In terms of privacy, the bill contains provisions to prohibit the sharing of personal data that is unrelated to cybersecurity from being shared. Any personally identifiable information that is not removed during the sharing process can be used in a number of ways. These common cyber threat indicators can be used to investigate cybercrimes, but they can also be used as evidence in physical force offenses.
Per the Antitrust clause of CISA, it is not a breach or antitrust violation for federal or state organizations to share information and cyber threat indicators as a measure to prevent, investigate or mitigate threats. This layer of protection ensures that organizations are protected while sharing sensitive information, so long as it is intended to prevent, investigate, or mitigate cyber attacks.
Automated Information Sharing (AIS)
The Automated Information Sharing system, AIS, allows for the real-time exchange of machine-readable cyber threat signals and preventive measures to help protect AIS community members and, in turn, decrease the frequency of cyberattacks.
What agencies are a part of AIS?
Private sector associations
Federal departments and agencies
State, municipal, tribal, and territorial (SLTT) ministries
Information sharing and analysis centers (ISACs)
Information sharing and analysis organizations (ISAOs)
Overseas partners and firms
AIS is a service provided free of charge to participants as part of CISA’s mission to collaborate with public and private sector partners to detect and reduce cyber threats by sharing knowledge and technical assistance for cybersecurity purposes.
Since the program’s inception in 2016, CISA has expanded the number of Automated Information Sharing (AIS) participants as well as the volume of cyber threat indicators it shares. On the other hand, CISA has made only modest progress in increasing the overall quality of information it shares with AIS participants in order to efficiently eliminate cyber threats and defend against attacks. A small number of AIS attendees sharing cyber indicators with CISA, delays in obtaining cyber threat intelligence requirements, and a lack of CISA office personnel all add to CISA’s lack of progress in increasing the quality of information it shares.
Eleven of seventeen participants (five from the federal government and six from the private sector) said the threat indicators provided by AIS lacked contextual/background data for determining the appropriate course of action to mitigate threats against their networks.

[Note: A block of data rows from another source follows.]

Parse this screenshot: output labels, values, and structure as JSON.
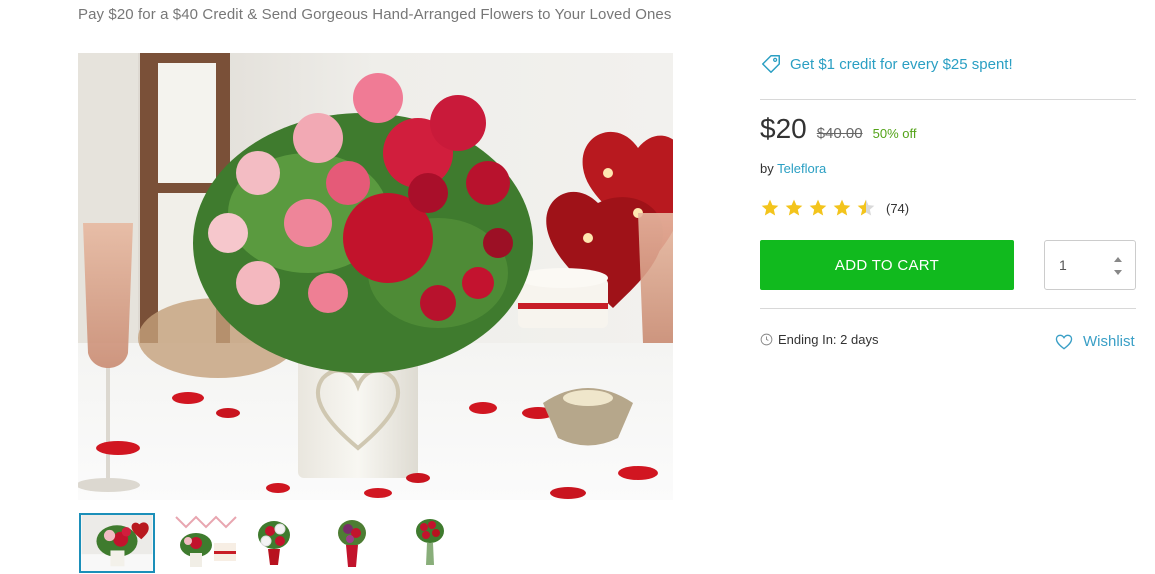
{
  "header": {
    "subtitle": "Pay $20 for a $40 Credit & Send Gorgeous Hand-Arranged Flowers to Your Loved Ones"
  },
  "gallery": {
    "main_image": "flower-arrangement-heart-vase-photo",
    "thumbnails": [
      {
        "icon": "thumbnail-heart-vase-bouquet",
        "active": true
      },
      {
        "icon": "thumbnail-cake-and-flowers",
        "active": false
      },
      {
        "icon": "thumbnail-red-white-bouquet",
        "active": false
      },
      {
        "icon": "thumbnail-purple-red-vase",
        "active": false
      },
      {
        "icon": "thumbnail-red-roses-vase",
        "active": false
      }
    ]
  },
  "promo": {
    "icon": "tag-icon",
    "text": "Get $1 credit for every $25 spent!"
  },
  "pricing": {
    "price": "$20",
    "original_price": "$40.00",
    "discount": "50% off"
  },
  "merchant": {
    "prefix": "by",
    "name": "Teleflora"
  },
  "rating": {
    "stars": 4.5,
    "max_stars": 5,
    "count": "(74)"
  },
  "cart": {
    "add_label": "ADD TO CART",
    "quantity": "1"
  },
  "deal": {
    "icon": "clock-icon",
    "ending_text": "Ending In: 2 days"
  },
  "wishlist": {
    "icon": "heart-outline-icon",
    "label": "Wishlist"
  },
  "colors": {
    "accent_blue": "#2a9fc3",
    "cart_green": "#11ba1e",
    "discount_green": "#53a318",
    "star_gold": "#f3c41c"
  }
}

Furthermore, some participants claimed that some of the indicators they received were false positives or useless data. Some say that the restricted number of participants sharing threat data with CISA makes threat data less useful than it could be otherwise.

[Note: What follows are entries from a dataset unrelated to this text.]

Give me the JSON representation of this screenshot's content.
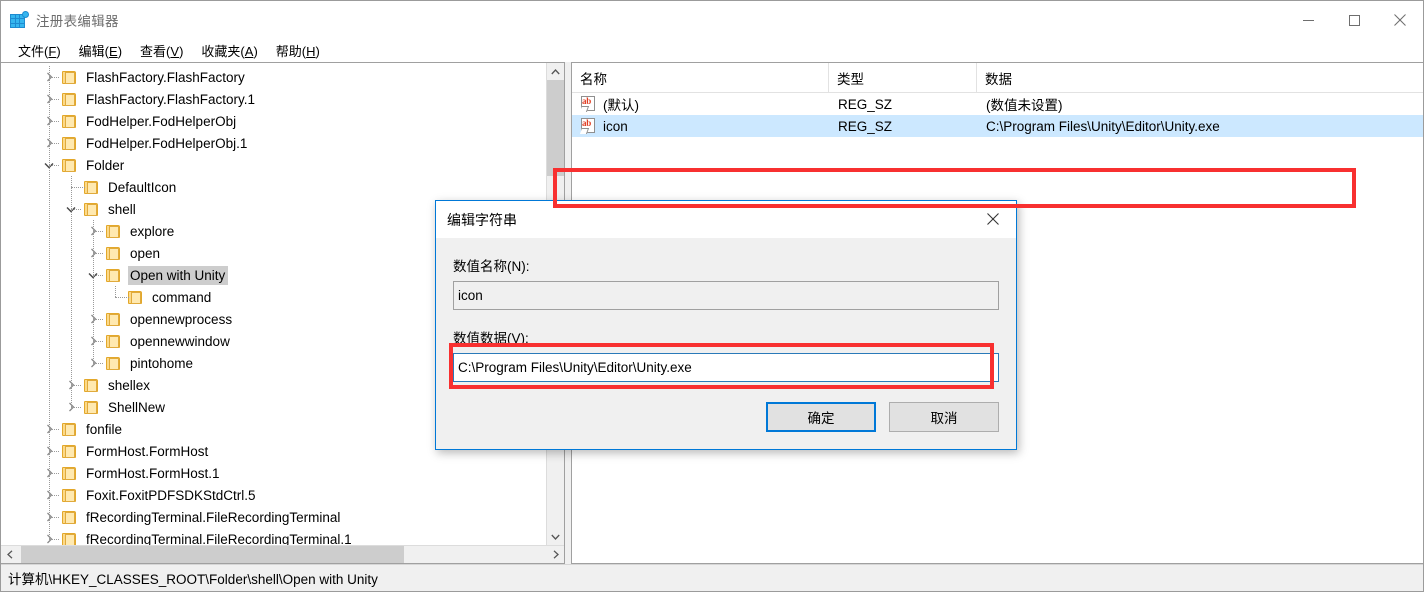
{
  "window": {
    "title": "注册表编辑器",
    "app_icon": "registry-grid-icon",
    "controls": {
      "minimize": "minimize-icon",
      "maximize": "maximize-icon",
      "close": "close-icon"
    }
  },
  "menubar": [
    {
      "label": "文件(F)",
      "text": "文件",
      "accel": "F"
    },
    {
      "label": "编辑(E)",
      "text": "编辑",
      "accel": "E"
    },
    {
      "label": "查看(V)",
      "text": "查看",
      "accel": "V"
    },
    {
      "label": "收藏夹(A)",
      "text": "收藏夹",
      "accel": "A"
    },
    {
      "label": "帮助(H)",
      "text": "帮助",
      "accel": "H"
    }
  ],
  "tree": {
    "items": [
      {
        "label": "FlashFactory.FlashFactory",
        "depth": 1,
        "expander": "collapsed",
        "selected": false
      },
      {
        "label": "FlashFactory.FlashFactory.1",
        "depth": 1,
        "expander": "collapsed",
        "selected": false
      },
      {
        "label": "FodHelper.FodHelperObj",
        "depth": 1,
        "expander": "collapsed",
        "selected": false
      },
      {
        "label": "FodHelper.FodHelperObj.1",
        "depth": 1,
        "expander": "collapsed",
        "selected": false
      },
      {
        "label": "Folder",
        "depth": 1,
        "expander": "expanded",
        "selected": false
      },
      {
        "label": "DefaultIcon",
        "depth": 2,
        "expander": "none",
        "selected": false
      },
      {
        "label": "shell",
        "depth": 2,
        "expander": "expanded",
        "selected": false
      },
      {
        "label": "explore",
        "depth": 3,
        "expander": "collapsed",
        "selected": false
      },
      {
        "label": "open",
        "depth": 3,
        "expander": "collapsed",
        "selected": false
      },
      {
        "label": "Open with Unity",
        "depth": 3,
        "expander": "expanded",
        "selected": true
      },
      {
        "label": "command",
        "depth": 4,
        "expander": "none",
        "selected": false
      },
      {
        "label": "opennewprocess",
        "depth": 3,
        "expander": "collapsed",
        "selected": false
      },
      {
        "label": "opennewwindow",
        "depth": 3,
        "expander": "collapsed",
        "selected": false
      },
      {
        "label": "pintohome",
        "depth": 3,
        "expander": "collapsed",
        "selected": false
      },
      {
        "label": "shellex",
        "depth": 2,
        "expander": "collapsed",
        "selected": false
      },
      {
        "label": "ShellNew",
        "depth": 2,
        "expander": "collapsed",
        "selected": false
      },
      {
        "label": "fonfile",
        "depth": 1,
        "expander": "collapsed",
        "selected": false
      },
      {
        "label": "FormHost.FormHost",
        "depth": 1,
        "expander": "collapsed",
        "selected": false
      },
      {
        "label": "FormHost.FormHost.1",
        "depth": 1,
        "expander": "collapsed",
        "selected": false
      },
      {
        "label": "Foxit.FoxitPDFSDKStdCtrl.5",
        "depth": 1,
        "expander": "collapsed",
        "selected": false
      },
      {
        "label": "fRecordingTerminal.FileRecordingTerminal",
        "depth": 1,
        "expander": "collapsed",
        "selected": false
      },
      {
        "label": "fRecordingTerminal.FileRecordingTerminal.1",
        "depth": 1,
        "expander": "collapsed",
        "selected": false
      }
    ],
    "scrollbar": {
      "up_arrow": "chevron-up-icon",
      "down_arrow": "chevron-down-icon",
      "left_arrow": "chevron-left-icon",
      "right_arrow": "chevron-right-icon"
    }
  },
  "list": {
    "columns": [
      "名称",
      "类型",
      "数据"
    ],
    "rows": [
      {
        "name": "(默认)",
        "type": "REG_SZ",
        "data": "(数值未设置)",
        "icon": "string-value-icon",
        "selected": false
      },
      {
        "name": "icon",
        "type": "REG_SZ",
        "data": "C:\\Program Files\\Unity\\Editor\\Unity.exe",
        "icon": "string-value-icon",
        "selected": true
      }
    ]
  },
  "dialog": {
    "title": "编辑字符串",
    "close_icon": "close-icon",
    "name_label": "数值名称(N):",
    "name_value": "icon",
    "data_label": "数值数据(V):",
    "data_value": "C:\\Program Files\\Unity\\Editor\\Unity.exe",
    "ok_label": "确定",
    "cancel_label": "取消"
  },
  "statusbar": {
    "path": "计算机\\HKEY_CLASSES_ROOT\\Folder\\shell\\Open with Unity"
  },
  "annotations": {
    "color": "#f83030",
    "boxes": [
      "registry-value-row-highlight",
      "dialog-value-data-highlight"
    ]
  }
}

Vulnerability Disclosure Platform (VDP)
The Vulnerability Disclosure Policy (VDP) Platform from CISA would give agencies the option of using a centrally-managed system to collect vulnerability information from the public and work with them to increase the security of their internet-accessible systems. CISA’s Platform aims to facilitate good-faith security studies, resulting in greater security and organized disclosure across the federal civilian enterprise.
The platform is expected to be a software-as-a-service application that allows individuals to report issues with participating agencies’ internet-accessible systems via a single point of entry. The departments in charge of the affected systems, not CISA or the VDP Platform service provider, will be responsible for the abatement of detected vulnerabilities on federal information systems.

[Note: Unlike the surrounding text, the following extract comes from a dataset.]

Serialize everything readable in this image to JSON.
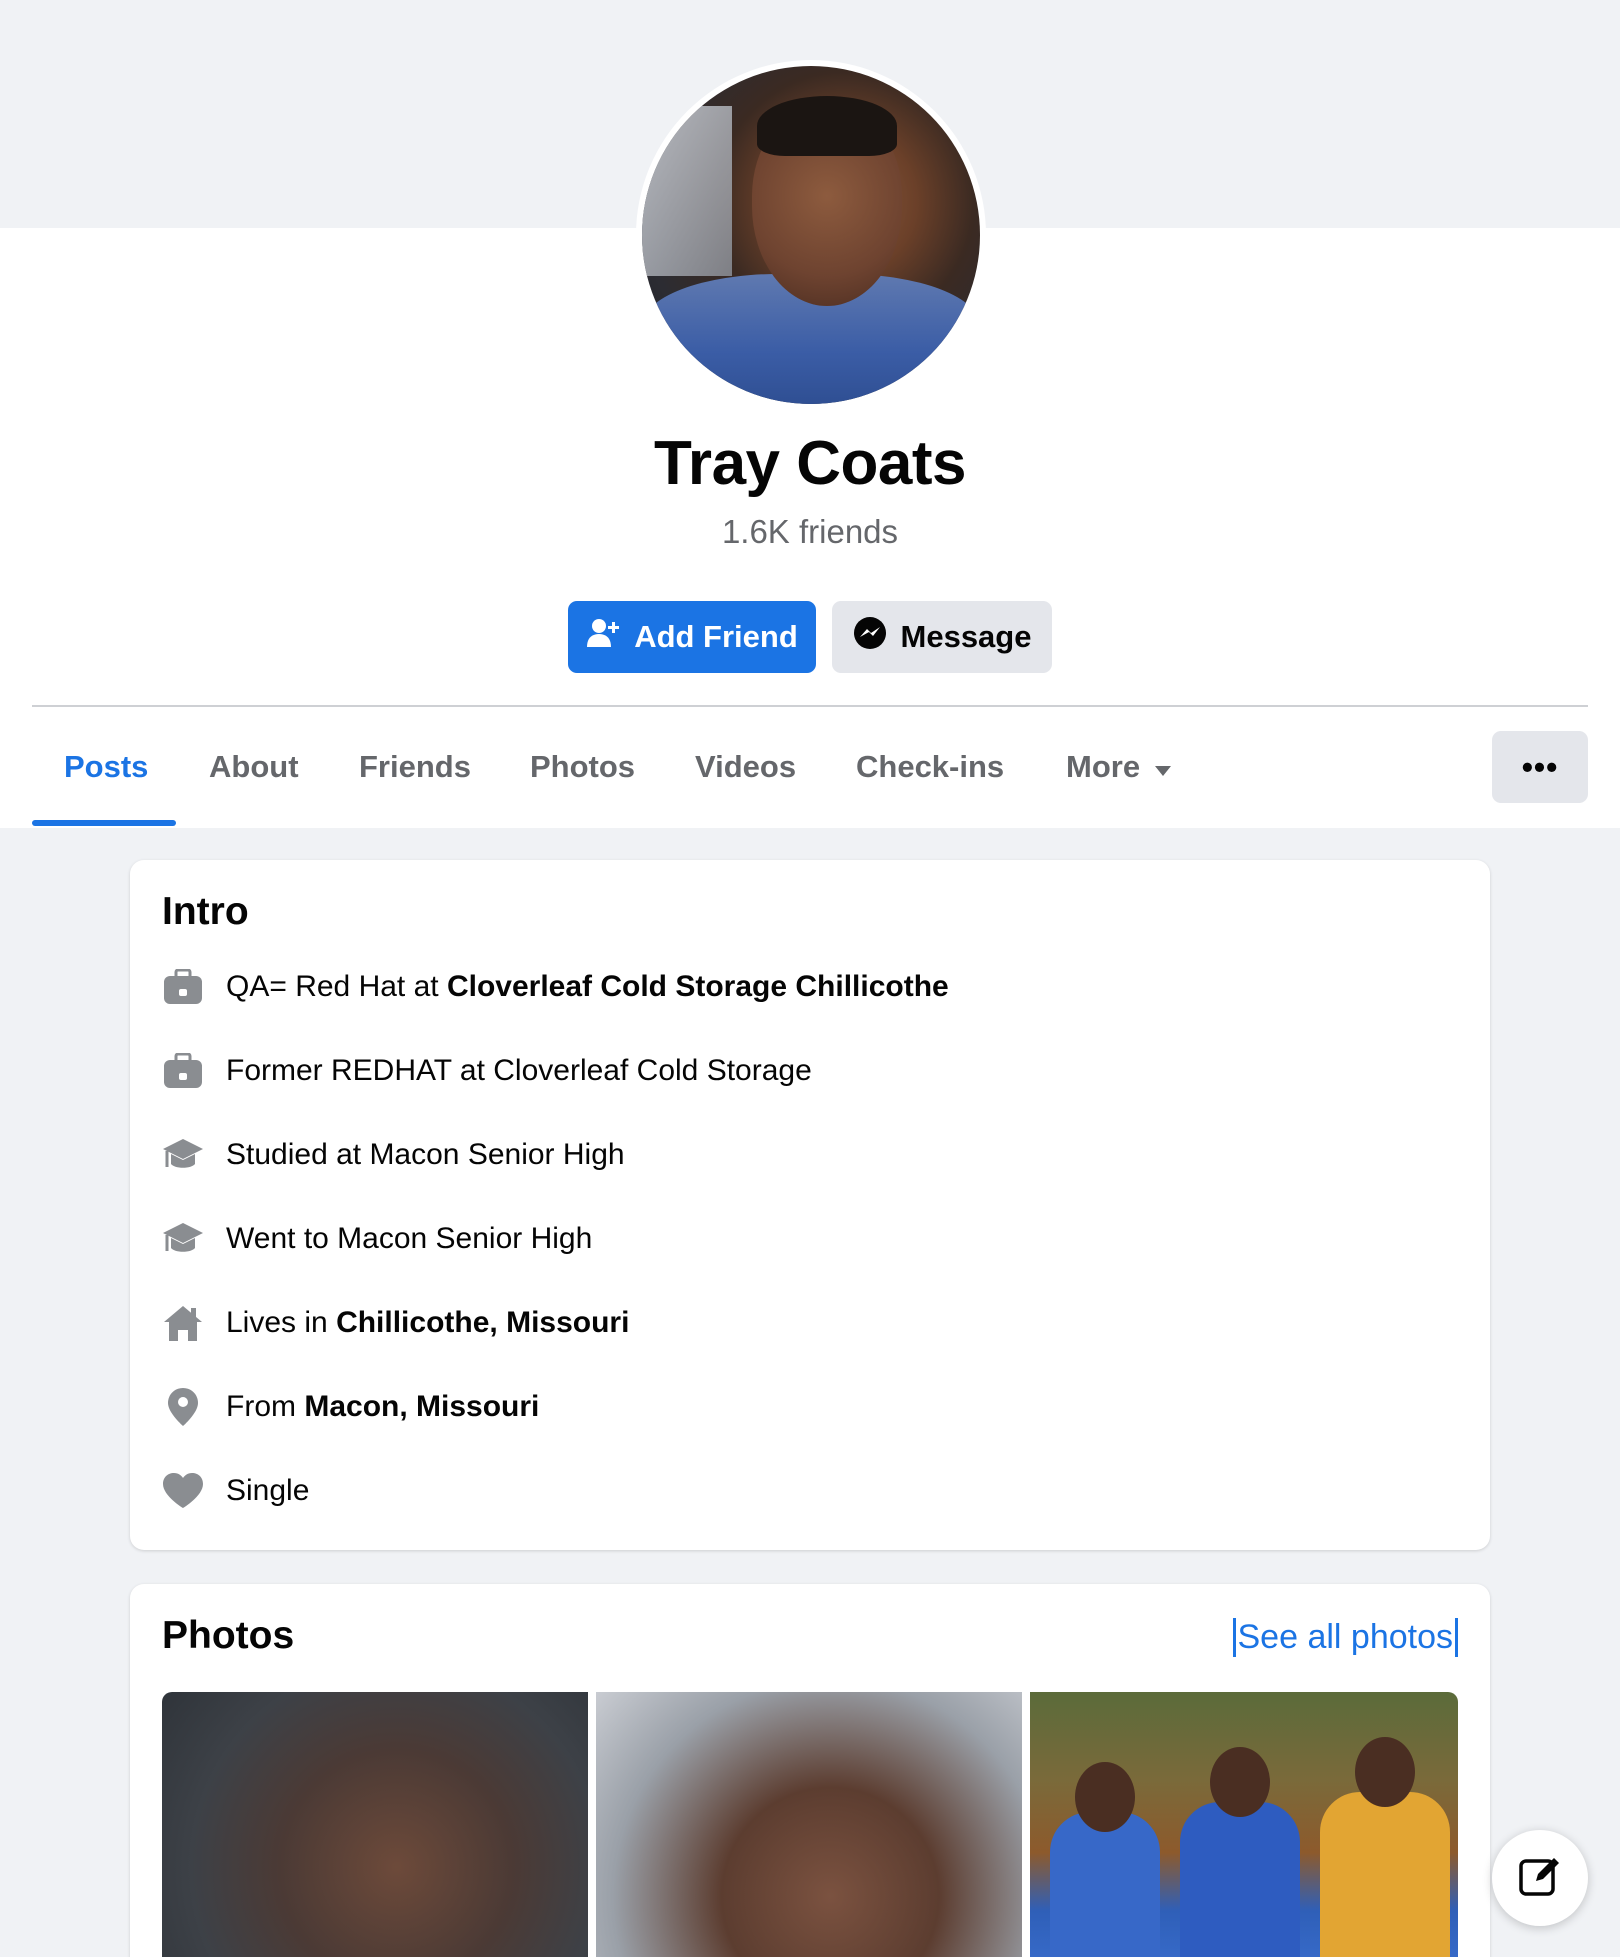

In October 2020, CISA announced consulting firm EnDyna, Inc. was awarded a $13.5 million contract to support its government-wide vulnerability disclosure policy platform (VDP) service for entities looking to collaborate with researchers to discover security vulnerabilities.